The chief operating officer is currently touring Europe amid her company’s scandal-ridden public image crisis. While Facebook is dealing with issues ranging from antitrust to election interference, the COO remains one of its most trusted executives.
In between attending “Lean In” meetups, Sandberg’s European trip has so far included multiple public appearances on behalf of Facebook and its commitment to user safety and cooperation with regulators. One of her stops was at this month’s Cannes Lions conference, where she spoke to a packed audience of advertising industry members. As Fast Company noted, while CEO Mark Zuckerberg continues to be riddled with scrutiny, Sandberg’s presence among advertisers has had a much-needed positive reception.
“There are things that we missed, we wish we had understood the Russian interference in the U.S. election, we didn’t and we missed it,” Sandberg told Bloomberg’s Caroline Hyde on stage. “We’ve worked hard to get ahead of it, and I think we’ve done much better in the recent EU elections and U.S. midterms. But the fact that this is hard is important because we have a responsibility to people around the world who are using our services. And we have a responsibility, I have a responsibility, to protect that.”

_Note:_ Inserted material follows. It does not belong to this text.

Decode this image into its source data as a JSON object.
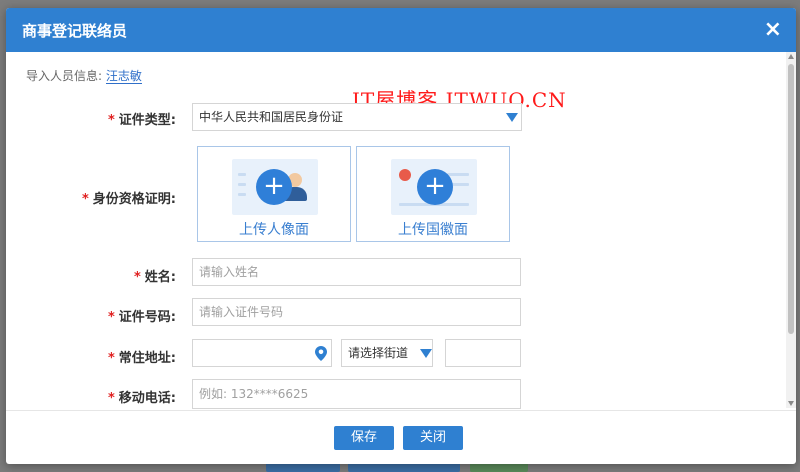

She also added that for the upcoming 2020 election, Facebook plans to be “as prepared as we possibly can.”
Sandberg’s next stop was in Italy, where she met with Italian Prime Minister Giuseppe Conte on Wednesday to discuss “how technology is impacting communities around the world,” and specifically working with the Italian government. The visit comes amid the European Union’s mounting pressure on Facebook to overhaul its policies following last year’s Cambridge Analytica scandal, among others.
In a post on her Facebook page, Sandberg wrote that she and Conte also “discussed the challenges facing the internet and our company and what Facebook is doing to keep people safe. We know we have more to do and working with governments around the world is key to making progress.”
While she’s pushed back on proposals to break up Big Tech, Sandberg’s enthusiasm for regulation has helped make her an indispensable ambassador for the company amid tension with governments worldwide.